1. Members of Metallica are stating that they have to tour constantly to make up for lost royalties.
We really don't even know what this means. I'm not a Metallica fan, but is it possible that their last few albums really aren't up to snuff and that they're fallen off of the "auto-buy list" for many of their fans? This, in addition to the general decline in record sales could help explain their issue. In other words, if they were to produce one of the most kick-ass records of their career, would they need to be selling their priceless works of art?
2. Most any rock band that can't sell normal concert tickets are being packaged into cruises, 2nd rate casinos, and festival third stages.
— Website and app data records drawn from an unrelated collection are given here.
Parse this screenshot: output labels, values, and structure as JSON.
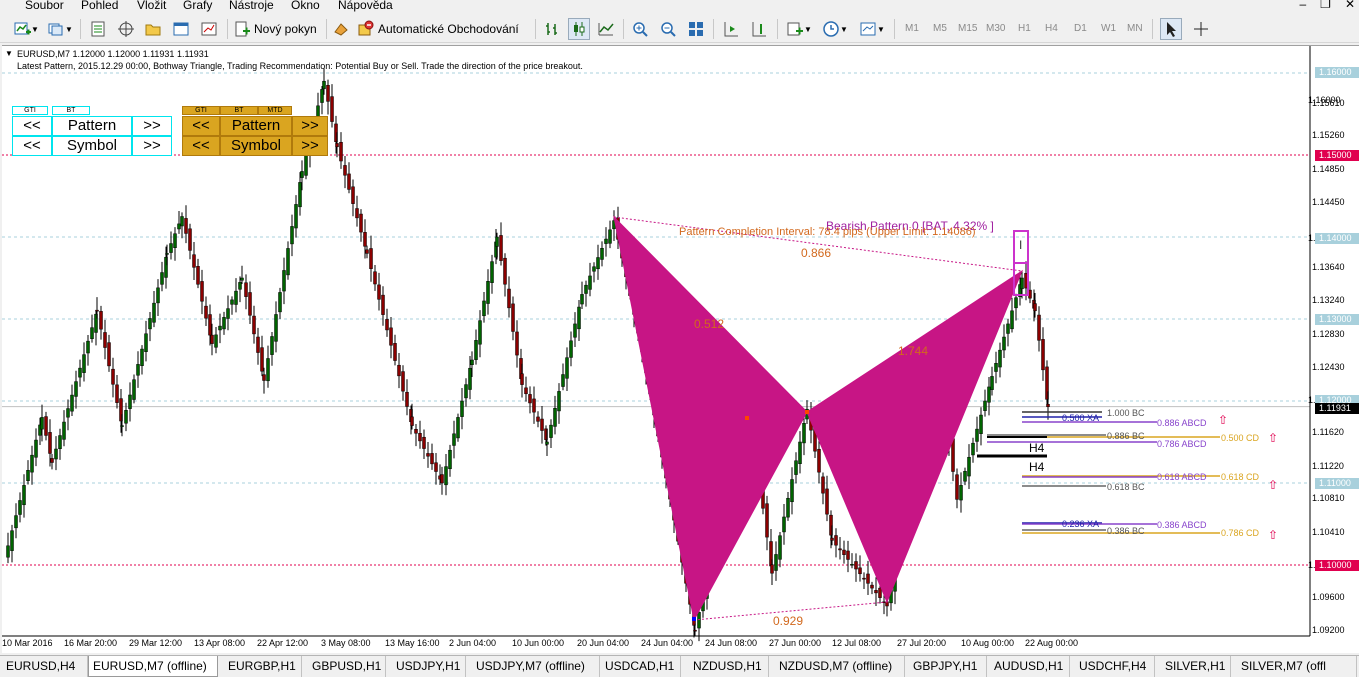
{
  "menu": [
    "Soubor",
    "Pohled",
    "Vložit",
    "Grafy",
    "Nástroje",
    "Okno",
    "Nápověda"
  ],
  "toolbar": {
    "new_order": "Nový pokyn",
    "auto_trading": "Automatické Obchodování",
    "timeframes": [
      "M1",
      "M5",
      "M15",
      "M30",
      "H1",
      "H4",
      "D1",
      "W1",
      "MN"
    ]
  },
  "chart": {
    "symbol_line": "EURUSD,M7  1.12000 1.12000 1.11931 1.11931",
    "info_line": "Latest Pattern, 2015.12.29 00:00, Bothway Triangle, Trading Recommendation: Potential Buy or Sell. Trade the direction of the price breakout.",
    "panel_cyan": {
      "tags": [
        "GTI",
        "BT"
      ],
      "prev": "<<",
      "next": ">>",
      "row1": "Pattern",
      "row2": "Symbol"
    },
    "panel_gold": {
      "tags": [
        "GTI",
        "BT",
        "MTD"
      ],
      "prev": "<<",
      "next": ">>",
      "row1": "Pattern",
      "row2": "Symbol"
    },
    "pattern_title": "Bearish Pattern 0  [BAT, 4.32% ]",
    "pattern_interval": "Pattern Completion Interval: 78.4 pips (Upper Limit: 1.14086)",
    "ratios": [
      "0.866",
      "0.512",
      "1.744",
      "0.929"
    ],
    "prz_marker": "I",
    "levels": [
      {
        "label": "1.000 BC",
        "color": "#333333"
      },
      {
        "label": "0.500 XA",
        "color": "#2222aa"
      },
      {
        "label": "0.886 ABCD",
        "color": "#8844cc"
      },
      {
        "label": "0.886 BC",
        "color": "#666666"
      },
      {
        "label": "0.500 CD",
        "color": "#daa520"
      },
      {
        "label": "0.786 ABCD",
        "color": "#8844cc"
      },
      {
        "label": "H4",
        "color": "#000000"
      },
      {
        "label": "H4",
        "color": "#000000"
      },
      {
        "label": "0.618 ABCD",
        "color": "#8844cc"
      },
      {
        "label": "0.618 CD",
        "color": "#daa520"
      },
      {
        "label": "0.618 BC",
        "color": "#666666"
      },
      {
        "label": "0.236 XA",
        "color": "#2222aa"
      },
      {
        "label": "0.386 ABCD",
        "color": "#8844cc"
      },
      {
        "label": "0.386 BC",
        "color": "#666666"
      },
      {
        "label": "0.786 CD",
        "color": "#daa520"
      }
    ],
    "price_axis": [
      "1.16000",
      "1.15610",
      "1.15260",
      "1.14850",
      "1.14450",
      "1.14000",
      "1.13640",
      "1.13240",
      "1.12830",
      "1.12430",
      "1.12000",
      "1.11620",
      "1.11220",
      "1.10810",
      "1.10410",
      "1.10000",
      "1.09600",
      "1.09200"
    ],
    "price_tags": [
      {
        "text": "1.15000",
        "color": "#e0004f"
      },
      {
        "text": "1.14000",
        "color": "#a8d0dc"
      },
      {
        "text": "1.13000",
        "color": "#a8d0dc"
      },
      {
        "text": "1.12000",
        "color": "#a8d0dc"
      },
      {
        "text": "1.11931",
        "color": "#000000"
      },
      {
        "text": "1.11000",
        "color": "#a8d0dc"
      },
      {
        "text": "1.10000",
        "color": "#e0004f"
      }
    ],
    "time_axis": [
      "10 Mar 2016",
      "16 Mar 20:00",
      "29 Mar 12:00",
      "13 Apr 08:00",
      "22 Apr 12:00",
      "3 May 08:00",
      "13 May 16:00",
      "2 Jun 04:00",
      "10 Jun 00:00",
      "20 Jun 04:00",
      "24 Jun 04:00",
      "24 Jun 08:00",
      "27 Jun 00:00",
      "12 Jul 08:00",
      "27 Jul 20:00",
      "10 Aug 00:00",
      "22 Aug 00:00"
    ],
    "colors": {
      "pattern_fill": "#c71585",
      "bull": "#006400",
      "bear": "#8b0000",
      "grid": "#a8d0dc",
      "level_red": "#e0004f"
    }
  },
  "tabs": [
    "EURUSD,H4",
    "EURUSD,M7 (offline)",
    "EURGBP,H1",
    "GBPUSD,H1",
    "USDJPY,H1",
    "USDJPY,M7 (offline)",
    "USDCAD,H1",
    "NZDUSD,H1",
    "NZDUSD,M7 (offline)",
    "GBPJPY,H1",
    "AUDUSD,H1",
    "USDCHF,H4",
    "SILVER,H1",
    "SILVER,M7 (offl"
  ],
  "active_tab": "EURUSD,M7 (offline)"
}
Is this a sign of decline, or a new marketing paradigm? Throughout rock, bands have come and gone. Now, some of the "hangers-on" have a way to continue to make money while playing for their fans. Package tours have been around forever.
3. Geoff Tate has allegedly tried to murder his band in South America, and is confirmed to have told an Oklahoma crowd that they suck. The other QR band members now have a new band, but are STILL booked as QR through 2012.
I don't see how this is relevant to the discussion at all.
4. Eddie Kramer, the world famous producer/engineer of everyone from Jimi Hendrix to Led Zeppelin is selling pictures and swag at the John Bonham birthday bash gig to earn a little extra cash.
Again, I don't know enough about Mr. Kramer, but has he kept up with the times? Is he still as relevant and fresh as he was when he was working with Hendrix and Zeppelin? I mean, that was 35 years ago, at least.
5. My teenage daughter's favorite band is called One Direction and their biggest hit is a ripoff of an old Sheena Easton 80s hit with horrible lyrics and auto tuned vocals throughout.
Oh no! Your teenage daughter likes music that is created to appeal to....teenage daughters?!!!! The horror!
So, is it just me or is the whole rock and roll thing in the toilet at this point?
If it's not obvious by now, my answer is no. Like the entire music industry, it's just changing - it's in a state of flux. And if you really feel this way, the examples given in the original post don't make a strong argument. Technology has drastically changed how music is created, produced, marketed, distributed, and listened to. Those who can keep up with the changes will survive, the rest will take cruises with their fans.